(Web page and app entries)
----------

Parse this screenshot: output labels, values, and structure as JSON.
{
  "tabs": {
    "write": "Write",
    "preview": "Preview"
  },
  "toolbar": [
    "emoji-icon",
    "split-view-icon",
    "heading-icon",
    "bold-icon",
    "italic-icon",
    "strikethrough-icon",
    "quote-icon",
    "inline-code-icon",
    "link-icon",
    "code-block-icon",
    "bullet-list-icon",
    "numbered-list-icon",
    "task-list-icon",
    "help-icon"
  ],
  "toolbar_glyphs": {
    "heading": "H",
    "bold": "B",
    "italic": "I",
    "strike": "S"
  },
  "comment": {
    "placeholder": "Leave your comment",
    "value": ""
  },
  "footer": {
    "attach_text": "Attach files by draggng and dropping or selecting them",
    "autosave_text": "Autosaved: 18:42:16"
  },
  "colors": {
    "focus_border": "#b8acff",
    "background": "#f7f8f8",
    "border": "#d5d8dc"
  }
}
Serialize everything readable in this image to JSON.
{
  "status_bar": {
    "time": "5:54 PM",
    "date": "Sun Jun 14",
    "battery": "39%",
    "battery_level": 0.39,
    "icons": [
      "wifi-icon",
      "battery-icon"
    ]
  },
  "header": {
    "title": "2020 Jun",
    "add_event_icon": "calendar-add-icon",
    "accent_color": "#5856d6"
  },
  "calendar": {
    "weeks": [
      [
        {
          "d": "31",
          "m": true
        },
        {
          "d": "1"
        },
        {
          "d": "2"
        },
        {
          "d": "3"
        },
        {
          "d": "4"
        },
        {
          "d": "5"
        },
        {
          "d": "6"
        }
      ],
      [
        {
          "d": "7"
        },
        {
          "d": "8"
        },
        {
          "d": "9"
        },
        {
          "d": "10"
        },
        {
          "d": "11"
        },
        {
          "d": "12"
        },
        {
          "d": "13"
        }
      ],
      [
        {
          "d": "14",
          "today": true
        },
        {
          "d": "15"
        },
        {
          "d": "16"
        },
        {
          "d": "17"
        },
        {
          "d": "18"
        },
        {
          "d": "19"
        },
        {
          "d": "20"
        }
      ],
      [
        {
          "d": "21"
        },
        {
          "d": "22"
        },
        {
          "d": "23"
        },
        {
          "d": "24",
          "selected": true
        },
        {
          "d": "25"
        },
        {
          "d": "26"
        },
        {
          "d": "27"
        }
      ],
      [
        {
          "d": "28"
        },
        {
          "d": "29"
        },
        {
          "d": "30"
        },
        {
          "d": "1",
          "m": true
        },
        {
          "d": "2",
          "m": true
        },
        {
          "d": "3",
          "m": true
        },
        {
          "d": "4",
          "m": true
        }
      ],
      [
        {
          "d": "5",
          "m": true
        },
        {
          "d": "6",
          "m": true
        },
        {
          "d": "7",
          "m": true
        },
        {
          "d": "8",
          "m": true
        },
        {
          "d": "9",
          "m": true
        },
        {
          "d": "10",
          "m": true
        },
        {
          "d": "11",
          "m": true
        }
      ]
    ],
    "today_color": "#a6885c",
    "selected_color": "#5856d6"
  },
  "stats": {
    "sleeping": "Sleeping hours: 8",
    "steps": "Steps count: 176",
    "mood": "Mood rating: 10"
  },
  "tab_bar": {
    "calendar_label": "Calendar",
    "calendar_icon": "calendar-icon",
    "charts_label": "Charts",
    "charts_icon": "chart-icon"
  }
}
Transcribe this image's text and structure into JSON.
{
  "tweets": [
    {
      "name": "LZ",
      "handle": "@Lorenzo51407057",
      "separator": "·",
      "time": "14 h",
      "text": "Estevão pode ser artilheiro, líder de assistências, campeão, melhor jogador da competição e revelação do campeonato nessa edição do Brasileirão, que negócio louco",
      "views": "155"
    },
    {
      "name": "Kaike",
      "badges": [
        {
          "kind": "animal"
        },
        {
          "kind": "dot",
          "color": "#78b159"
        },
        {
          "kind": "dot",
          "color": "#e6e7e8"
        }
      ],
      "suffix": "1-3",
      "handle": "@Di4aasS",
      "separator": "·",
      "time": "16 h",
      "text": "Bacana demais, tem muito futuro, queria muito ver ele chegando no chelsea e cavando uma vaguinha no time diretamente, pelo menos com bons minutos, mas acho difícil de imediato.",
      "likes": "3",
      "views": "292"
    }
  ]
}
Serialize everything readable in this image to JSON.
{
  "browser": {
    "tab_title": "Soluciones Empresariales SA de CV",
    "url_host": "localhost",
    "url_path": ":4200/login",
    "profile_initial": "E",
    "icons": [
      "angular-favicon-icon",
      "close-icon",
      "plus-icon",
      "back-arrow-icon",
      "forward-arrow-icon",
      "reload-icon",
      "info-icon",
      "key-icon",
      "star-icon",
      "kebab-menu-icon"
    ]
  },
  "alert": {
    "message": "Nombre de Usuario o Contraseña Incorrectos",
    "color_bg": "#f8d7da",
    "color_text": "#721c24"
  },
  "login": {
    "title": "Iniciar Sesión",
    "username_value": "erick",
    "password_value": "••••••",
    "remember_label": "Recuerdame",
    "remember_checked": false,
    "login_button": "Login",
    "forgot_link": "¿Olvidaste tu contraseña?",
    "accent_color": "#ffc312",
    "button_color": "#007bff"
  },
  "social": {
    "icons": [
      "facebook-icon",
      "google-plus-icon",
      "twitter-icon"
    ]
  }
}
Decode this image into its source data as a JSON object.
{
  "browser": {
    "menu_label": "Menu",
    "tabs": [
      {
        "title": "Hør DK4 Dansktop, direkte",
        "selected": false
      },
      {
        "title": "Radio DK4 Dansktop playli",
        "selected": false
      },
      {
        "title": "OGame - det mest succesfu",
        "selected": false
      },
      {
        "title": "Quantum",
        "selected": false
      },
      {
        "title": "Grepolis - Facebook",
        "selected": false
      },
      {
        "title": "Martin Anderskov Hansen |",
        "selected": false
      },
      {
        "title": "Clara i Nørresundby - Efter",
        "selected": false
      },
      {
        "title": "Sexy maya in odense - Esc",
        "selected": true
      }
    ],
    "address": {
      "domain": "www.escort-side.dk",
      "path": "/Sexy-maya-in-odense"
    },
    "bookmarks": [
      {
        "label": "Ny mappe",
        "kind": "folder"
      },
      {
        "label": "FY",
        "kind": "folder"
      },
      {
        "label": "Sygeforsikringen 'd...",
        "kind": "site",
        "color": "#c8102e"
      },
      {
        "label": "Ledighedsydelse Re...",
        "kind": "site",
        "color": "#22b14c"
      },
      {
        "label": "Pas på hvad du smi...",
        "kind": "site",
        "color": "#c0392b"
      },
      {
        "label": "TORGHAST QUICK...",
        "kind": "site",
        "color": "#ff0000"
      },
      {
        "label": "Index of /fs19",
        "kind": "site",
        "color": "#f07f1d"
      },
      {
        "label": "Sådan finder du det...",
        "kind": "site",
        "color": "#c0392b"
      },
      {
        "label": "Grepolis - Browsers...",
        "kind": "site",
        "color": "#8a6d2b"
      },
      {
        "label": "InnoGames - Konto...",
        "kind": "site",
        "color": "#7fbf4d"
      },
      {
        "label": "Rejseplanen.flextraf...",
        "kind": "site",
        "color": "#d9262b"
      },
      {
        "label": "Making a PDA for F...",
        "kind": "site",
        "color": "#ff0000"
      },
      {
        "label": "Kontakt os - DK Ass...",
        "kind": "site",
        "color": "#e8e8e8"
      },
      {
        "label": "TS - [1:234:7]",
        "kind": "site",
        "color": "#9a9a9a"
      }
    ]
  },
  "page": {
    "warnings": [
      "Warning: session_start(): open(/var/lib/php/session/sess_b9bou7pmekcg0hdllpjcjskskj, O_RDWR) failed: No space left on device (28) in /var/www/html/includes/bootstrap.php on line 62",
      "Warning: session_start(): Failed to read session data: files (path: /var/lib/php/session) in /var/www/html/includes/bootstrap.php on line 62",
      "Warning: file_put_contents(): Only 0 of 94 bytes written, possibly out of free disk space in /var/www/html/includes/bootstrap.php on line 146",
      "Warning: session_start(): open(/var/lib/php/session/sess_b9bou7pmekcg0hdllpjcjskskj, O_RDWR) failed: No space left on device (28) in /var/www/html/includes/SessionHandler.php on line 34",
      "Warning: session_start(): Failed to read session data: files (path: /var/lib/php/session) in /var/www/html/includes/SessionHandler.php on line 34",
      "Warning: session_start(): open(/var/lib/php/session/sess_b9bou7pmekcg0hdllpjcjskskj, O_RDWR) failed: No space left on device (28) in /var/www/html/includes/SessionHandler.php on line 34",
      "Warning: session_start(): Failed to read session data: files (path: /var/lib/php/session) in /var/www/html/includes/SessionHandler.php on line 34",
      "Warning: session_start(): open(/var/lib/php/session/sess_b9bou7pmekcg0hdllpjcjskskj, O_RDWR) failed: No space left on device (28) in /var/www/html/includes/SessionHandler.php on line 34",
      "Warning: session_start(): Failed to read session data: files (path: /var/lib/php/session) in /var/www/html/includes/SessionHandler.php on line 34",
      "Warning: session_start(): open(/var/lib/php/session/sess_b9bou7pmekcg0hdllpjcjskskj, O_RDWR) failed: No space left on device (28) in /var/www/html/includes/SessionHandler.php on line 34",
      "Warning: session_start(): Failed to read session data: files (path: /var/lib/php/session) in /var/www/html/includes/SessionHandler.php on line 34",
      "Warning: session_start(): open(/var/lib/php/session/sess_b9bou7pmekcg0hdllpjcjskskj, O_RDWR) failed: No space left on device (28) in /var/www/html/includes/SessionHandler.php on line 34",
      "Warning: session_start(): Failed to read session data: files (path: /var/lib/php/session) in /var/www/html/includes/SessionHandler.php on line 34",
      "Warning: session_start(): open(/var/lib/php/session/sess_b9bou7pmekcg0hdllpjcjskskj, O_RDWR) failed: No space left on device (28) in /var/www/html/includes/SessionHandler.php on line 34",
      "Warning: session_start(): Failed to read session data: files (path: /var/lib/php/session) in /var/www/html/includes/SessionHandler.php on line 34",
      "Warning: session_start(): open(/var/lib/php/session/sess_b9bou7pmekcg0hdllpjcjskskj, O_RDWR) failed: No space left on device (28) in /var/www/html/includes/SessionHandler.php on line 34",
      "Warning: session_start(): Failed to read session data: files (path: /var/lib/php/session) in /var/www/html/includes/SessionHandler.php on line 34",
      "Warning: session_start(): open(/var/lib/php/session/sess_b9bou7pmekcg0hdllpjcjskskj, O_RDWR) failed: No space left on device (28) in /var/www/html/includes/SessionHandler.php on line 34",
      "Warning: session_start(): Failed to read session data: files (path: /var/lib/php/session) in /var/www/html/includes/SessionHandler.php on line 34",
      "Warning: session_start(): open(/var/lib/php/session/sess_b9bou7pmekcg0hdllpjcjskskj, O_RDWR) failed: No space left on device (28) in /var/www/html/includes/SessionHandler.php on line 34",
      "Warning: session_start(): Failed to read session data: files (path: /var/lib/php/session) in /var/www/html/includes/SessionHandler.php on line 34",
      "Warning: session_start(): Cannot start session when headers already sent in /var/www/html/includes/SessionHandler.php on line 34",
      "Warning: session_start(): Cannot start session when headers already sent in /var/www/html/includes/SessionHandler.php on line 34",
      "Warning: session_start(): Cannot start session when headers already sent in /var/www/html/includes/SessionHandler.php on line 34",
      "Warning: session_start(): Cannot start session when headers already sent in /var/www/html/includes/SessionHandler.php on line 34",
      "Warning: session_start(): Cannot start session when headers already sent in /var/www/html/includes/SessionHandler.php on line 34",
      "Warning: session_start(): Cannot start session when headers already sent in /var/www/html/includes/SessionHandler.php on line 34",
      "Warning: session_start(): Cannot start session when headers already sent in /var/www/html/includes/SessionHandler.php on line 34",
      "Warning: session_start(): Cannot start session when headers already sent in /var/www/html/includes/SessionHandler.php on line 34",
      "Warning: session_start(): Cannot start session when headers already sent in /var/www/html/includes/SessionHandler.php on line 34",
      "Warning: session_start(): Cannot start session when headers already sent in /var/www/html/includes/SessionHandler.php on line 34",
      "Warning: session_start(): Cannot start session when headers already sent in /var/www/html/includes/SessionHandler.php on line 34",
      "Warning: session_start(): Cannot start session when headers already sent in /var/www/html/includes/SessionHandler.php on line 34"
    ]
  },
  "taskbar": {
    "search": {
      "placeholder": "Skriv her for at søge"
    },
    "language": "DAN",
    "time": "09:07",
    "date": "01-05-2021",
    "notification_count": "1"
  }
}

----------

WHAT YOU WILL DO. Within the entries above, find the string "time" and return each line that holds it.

WRITTEN SOLUTION.
    "time": "5:54 PM",
      "time": "14 h",
      "time": "16 h",
      "text": "Bacana demais, tem muito futuro, queria muito ver ele chegando no chelsea e cavando uma vaguinha no time diretamente, pelo menos com bons minutos, mas acho difícil de imediato.",
    "time": "09:07",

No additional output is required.